I’ve been going to farmers’ markets religiously for the last month or so. I rotate my weekly trips between Downtown Saturday Morning Market in Carson City, the Grove at South Creek, and the Summit Reno Farmers’ Market. They evoke my curiosity, work up my appetite, and broaden my culinary horizons.
Last time I went I was surprised to see a stand full of oranges that were half green half dull orange; nonetheless they were being snatched right and left. I was not only astonished to see the winter fruit in the height of the summer, but I rightly questioned its ripeness.
“Are they ripe?” I voiced my concern.
There was no way I was going to pay $ 3.00 a pound for a bunch of oranges that would have to be coaxed into ripening in a brown bag or on the window sill. And that can take days. I expect instant gratification when I choose to go to a farmers’ market.
“Yes, they are. Try a piece. I just cut one up,” said a nice lady behind the stand.
“Even the green ones?” I persisted.
“Oh, yeah. These are Valencia oranges. They are about the only oranges in season during summer,” she returned.
Being able to taste some produce—especially stone fruit and berries—before buying is another thing I adore about farmers’ markets.
And so I tried a segment. Or two. Maybe three altogether since I stopped by the stand once again on the way back. The sweet juice I sank my teeth into was undeniably coming from oranges that were in season.
And boy oh boy, were they heavy!
“Heavy with juice, darling,” read my mind Kevin.
And just like that, he planted an idea in my head.
We each had one in the car on the way back home.
At home I juiced the remaining oranges along with a couple of sweet white grapefruit or oroblancos (another farmers’ market revelation!) and a lemon, added water, sugar, a sprig of mint, and left the concoction steep in the fridge overnight.
That citrusade was part of an even bigger plan to take it with us on a hiking trip the next morning. After digging out (we are still unpacking, you know) my retro-inspired glass flasks for us and our fellow hikers, the only problem I faced was figuring out how to keep it chilled for the duration of the hike or at least the greater part of it.
Hauling the flasks along in a cooler was out of the question since we wanted to travel as light as possible. Adding ice cubes was just as big of a problem as the neck of the bottles was too narrow; and I didn’t want to dilute the just perfect ratio of the citrus juice to the water.
So I lowered my freezer temperature by about five degrees, sliced the orange I’d set aside for garnish into circles, then half moons, and then, carefully following the fibrous seams, dissected each half moon into tiny triangles. I then spread them on a sheet of parchment paper and left them in the freezer overnight.

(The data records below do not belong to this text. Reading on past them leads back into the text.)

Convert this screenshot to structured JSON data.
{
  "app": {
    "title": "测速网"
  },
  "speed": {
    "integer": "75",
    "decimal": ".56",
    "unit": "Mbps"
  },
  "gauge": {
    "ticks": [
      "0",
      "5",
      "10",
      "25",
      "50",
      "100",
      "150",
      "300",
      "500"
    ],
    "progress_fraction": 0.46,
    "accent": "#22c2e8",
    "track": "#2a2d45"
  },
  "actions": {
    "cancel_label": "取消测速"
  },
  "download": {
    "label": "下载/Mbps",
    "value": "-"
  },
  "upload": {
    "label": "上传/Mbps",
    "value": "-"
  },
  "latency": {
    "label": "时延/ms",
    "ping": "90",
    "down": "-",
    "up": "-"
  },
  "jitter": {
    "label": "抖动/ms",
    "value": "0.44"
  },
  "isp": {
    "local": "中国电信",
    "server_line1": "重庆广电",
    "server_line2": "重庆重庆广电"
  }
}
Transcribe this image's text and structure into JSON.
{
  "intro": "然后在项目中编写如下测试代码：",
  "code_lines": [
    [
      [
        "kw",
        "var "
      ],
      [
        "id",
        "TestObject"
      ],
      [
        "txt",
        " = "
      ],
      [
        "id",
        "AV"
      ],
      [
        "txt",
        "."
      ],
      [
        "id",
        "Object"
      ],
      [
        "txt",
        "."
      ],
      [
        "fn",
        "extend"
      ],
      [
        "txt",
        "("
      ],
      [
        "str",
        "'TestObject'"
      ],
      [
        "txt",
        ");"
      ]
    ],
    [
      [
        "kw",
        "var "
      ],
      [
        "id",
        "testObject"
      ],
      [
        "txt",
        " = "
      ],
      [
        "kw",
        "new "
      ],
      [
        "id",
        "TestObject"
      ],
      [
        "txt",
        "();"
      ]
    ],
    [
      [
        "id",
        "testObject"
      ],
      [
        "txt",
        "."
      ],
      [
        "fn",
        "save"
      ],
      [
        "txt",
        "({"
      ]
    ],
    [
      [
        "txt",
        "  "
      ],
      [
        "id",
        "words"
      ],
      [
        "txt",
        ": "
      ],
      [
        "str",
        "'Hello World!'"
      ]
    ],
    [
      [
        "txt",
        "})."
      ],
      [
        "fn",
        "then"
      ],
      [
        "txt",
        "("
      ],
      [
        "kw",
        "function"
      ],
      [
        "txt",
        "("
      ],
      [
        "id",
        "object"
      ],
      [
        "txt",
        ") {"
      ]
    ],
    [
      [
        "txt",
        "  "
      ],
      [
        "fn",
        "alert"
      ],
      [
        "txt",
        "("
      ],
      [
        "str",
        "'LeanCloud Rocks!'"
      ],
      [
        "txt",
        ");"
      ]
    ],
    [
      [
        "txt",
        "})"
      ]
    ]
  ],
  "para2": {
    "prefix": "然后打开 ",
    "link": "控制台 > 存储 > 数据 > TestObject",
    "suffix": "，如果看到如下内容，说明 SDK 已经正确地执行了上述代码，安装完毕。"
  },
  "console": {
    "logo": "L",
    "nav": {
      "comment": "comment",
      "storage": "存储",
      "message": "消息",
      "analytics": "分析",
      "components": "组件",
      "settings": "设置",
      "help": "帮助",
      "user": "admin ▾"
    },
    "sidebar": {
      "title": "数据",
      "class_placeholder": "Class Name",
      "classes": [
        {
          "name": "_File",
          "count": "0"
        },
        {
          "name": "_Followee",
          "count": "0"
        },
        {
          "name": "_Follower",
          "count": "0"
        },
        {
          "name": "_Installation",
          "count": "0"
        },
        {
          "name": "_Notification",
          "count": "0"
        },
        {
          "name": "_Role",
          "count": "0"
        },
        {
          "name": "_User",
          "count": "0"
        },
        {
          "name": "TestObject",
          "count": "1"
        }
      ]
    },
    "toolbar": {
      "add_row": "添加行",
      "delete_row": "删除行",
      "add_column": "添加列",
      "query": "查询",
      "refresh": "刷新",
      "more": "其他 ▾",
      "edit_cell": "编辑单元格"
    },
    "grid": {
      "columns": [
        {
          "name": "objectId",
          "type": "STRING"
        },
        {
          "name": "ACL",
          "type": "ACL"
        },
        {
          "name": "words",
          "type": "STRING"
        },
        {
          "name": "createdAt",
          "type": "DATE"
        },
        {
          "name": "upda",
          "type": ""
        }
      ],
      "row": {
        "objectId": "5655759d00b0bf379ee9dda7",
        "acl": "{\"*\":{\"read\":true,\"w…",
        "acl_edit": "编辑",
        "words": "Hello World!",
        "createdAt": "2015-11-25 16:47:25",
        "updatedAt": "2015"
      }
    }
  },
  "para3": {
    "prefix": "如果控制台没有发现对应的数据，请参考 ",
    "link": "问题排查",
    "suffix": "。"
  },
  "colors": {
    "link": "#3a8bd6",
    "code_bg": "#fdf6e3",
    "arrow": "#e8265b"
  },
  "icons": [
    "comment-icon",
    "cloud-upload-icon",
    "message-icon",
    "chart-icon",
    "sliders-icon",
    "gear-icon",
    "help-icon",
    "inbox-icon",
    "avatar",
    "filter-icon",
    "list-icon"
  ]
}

The next morning I had the cutest ice cubes to keep the flavor of the drink as close to the original as possible.
I must say that among all the nature-inspired activities in the area hiking is my favorite.
And so is Nicole’s, I believe. I can’t imagine otherwise: a five-year-old who whines that she doesn’t want to walk two hundred feet from our house to the playground can actually hike for at least two miles in the dense woods of Timberline.
What we call “Timberline” is actually a South Reno suburban road that is the gateway to a scenic national park with hiking trails suitable for joggers, mountain bikers, and dog walkers.
I love walking in general. Around my neighborhood, in a city park or on the treadmill at the gym, if you will. Not only is it a moderate physical workout, but it also promotes pondering, reminiscing, dreaming . . .
I’d always thought that hiking was pretty much the same. Always . . . until I breathed in the crisp and spicy pine-infused air of Timberline, splashed up my face with the ice-cold mountain water, and looked up at the mighty hundred-year pine and cypress trees, and sat down on a boulder to have a sip of my citrusade.
Hiking elevates walking to the next level. It makes it naturalistic. Aesthetic. Educational.
Nicole and my neighbor Lili’s three-year-old daughter Jayden (what a beautiful name!) love that path. They stop now and then to throw pebbles and small-size rocks into the white water creek that flows down from the height of the mountain, they love to balance on a skinny log while crossing its shallow waters, and they look for Christmas trees they would come back to cut and sled home in the winter.
That particular day they loved the citrus drink just as much. Pulp, mint, and all . . .
Recipe for Olga’s Original Citrusade
1. 2/3 cup fresh orange juice (from about 2 medium Valencia oranges or any other sweet oranges), strained
2. 1 cup fresh grapefruit juice (from about 2 medium oroblancos or any other sweet grapefruit), strained
3. ¼ cup fresh lemon juice (from about 1 lemon), strained
4. 3 cups water
5. 1 cup simple syrup
6. a sprig of fresh mint
1. Make simple syrup by combining 1 cup water with ½ cup white sugar and ½ cup natural cane sugar. Bring to a boil, stirring until sugar has dissolved; cool.
2. Stir the juices, syrup, and water in a large pitcher.
3. Add a sprig of mint and let steep in the fridge overnight.
4. Serve as is or over ice.